It is also important to recognise the little quirks that have become synonymous with the pizza culture in New York, particularly in regard to the eating of it. These have most likely developed as a result of the grease that is often found on the pizzas, which is what clearly makes it so good. First of all, the most significant rule for eating the pizza is that you must fold the large slices. Its two corners are held together, with the crispy base allowing the pizza to stand firm instead of flopping over when you eat it; this also keeps the delicious grease in a sort of contained river. You wouldn’t be seen dead in New York going anywhere near a pizza with a knife and fork. One of the ultimate crimes. Another important aspect comes with the napkin that is duly provided with every slice. Sometimes, the napkin is dabbed on top of the pizza to get rid of the extra grease that may be the cause of messy eating. However, a good trick that I have seen is when the napkin is folded carefully around the sides of the pizza, and then placed slightly into the groove that is created at the bottom, so that the grease falls back into the napkin and doesn’t end up on your hands. Whatever the trick is, the napkin is a vital aspect of eating a New York pizza, nearly as important as the pizza itself. There is also some debate about adopting a specific stance when eating. New York is a busy city, so there is less chance of finding seating to eat, particularly when pizza is usually considered fast food. Eating outside has become synonymous with leaning on an elbow whilst enjoying the famous slice. This then means that it is important to carefully position yourself, so the grease doesn’t end up down your trousers or on your shoes. All of this is what clearly demonstrates how much the pizza has become a cultural aspect of New York, and how the eating of it has become almost an art form.
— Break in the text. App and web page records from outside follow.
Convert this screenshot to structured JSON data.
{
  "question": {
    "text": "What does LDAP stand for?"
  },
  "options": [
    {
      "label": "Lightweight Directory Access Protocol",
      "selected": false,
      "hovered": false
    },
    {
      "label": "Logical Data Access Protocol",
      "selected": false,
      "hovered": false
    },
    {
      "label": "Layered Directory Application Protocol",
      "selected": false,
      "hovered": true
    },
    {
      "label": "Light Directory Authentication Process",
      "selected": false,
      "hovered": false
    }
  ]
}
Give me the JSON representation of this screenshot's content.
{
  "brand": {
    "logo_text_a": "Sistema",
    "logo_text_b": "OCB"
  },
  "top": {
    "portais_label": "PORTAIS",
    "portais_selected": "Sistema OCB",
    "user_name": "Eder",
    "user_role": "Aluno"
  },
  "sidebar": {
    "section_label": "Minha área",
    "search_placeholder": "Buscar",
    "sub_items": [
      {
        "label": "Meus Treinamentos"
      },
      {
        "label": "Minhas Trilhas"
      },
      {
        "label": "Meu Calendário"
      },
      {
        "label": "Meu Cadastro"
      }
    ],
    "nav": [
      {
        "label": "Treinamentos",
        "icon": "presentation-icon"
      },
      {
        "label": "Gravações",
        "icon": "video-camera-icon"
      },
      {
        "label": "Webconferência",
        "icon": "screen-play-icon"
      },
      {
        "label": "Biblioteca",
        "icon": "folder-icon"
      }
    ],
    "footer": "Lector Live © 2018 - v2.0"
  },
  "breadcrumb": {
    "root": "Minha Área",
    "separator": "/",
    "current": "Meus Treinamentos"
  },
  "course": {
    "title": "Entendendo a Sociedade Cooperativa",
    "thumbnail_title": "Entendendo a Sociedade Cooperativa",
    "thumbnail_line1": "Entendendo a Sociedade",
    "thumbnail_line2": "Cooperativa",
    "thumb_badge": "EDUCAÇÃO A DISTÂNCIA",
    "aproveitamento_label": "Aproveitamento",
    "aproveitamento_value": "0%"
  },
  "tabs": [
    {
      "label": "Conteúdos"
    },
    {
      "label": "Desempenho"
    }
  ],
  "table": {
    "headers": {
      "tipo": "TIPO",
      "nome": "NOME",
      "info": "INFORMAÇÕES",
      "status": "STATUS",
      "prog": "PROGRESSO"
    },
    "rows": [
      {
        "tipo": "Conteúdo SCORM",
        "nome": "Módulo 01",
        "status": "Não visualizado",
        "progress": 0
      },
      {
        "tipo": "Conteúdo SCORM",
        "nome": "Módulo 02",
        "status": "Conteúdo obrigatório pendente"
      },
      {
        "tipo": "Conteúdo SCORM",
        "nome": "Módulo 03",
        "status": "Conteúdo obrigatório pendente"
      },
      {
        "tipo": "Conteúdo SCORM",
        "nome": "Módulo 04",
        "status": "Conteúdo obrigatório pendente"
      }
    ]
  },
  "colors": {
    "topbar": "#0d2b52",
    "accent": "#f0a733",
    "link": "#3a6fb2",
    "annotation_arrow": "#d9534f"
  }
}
Of course, there are numerous arguments about the toppings on a pizza, perhaps the most popular being just cheese. It’s the simplicity that makes it so perfect. It’s so satisfying and undeniably delicious. The richness of the tomato sauce and the tanginess of the cheese compliment each other so perfectly, that it is never not appealing. Meat is always popular on pizza – unless, of course, you choose not to eat it. However, one of the most hotly debated toppings is, without a doubt, pineapple. Love it or hate it, to eat it in New York would be extremely frowned upon. The simple, traditional toppings are enough, as they have been popular for this long, haven’t they? Whatever your topping of choice is though, it is the actual concept of the pizza that is perfect; its longevity proves this.
To eat a pizza in New York is an experience, one that most people have thought of enjoying in their lifetime. It is so ingrained into the culture that it often comes up on TV and in the cinema. There are many famous scenes that include a pizza parlour setting. It’s clear that the culture of the New York pizza is so easily recognisable and accepted, even by the subway rats. It is undeniable that it is so important to the residents of the city. As a result, it is vital to understand that you can never just have a simple slice of pizza; there is too much history behind it. New York pizza is an experience. So, if you ever get the chance to go to New York, whatever you do, you must take on the wise words of Christopher Moltisanti: ‘Don’t disrespect the Pizza Parlour!’.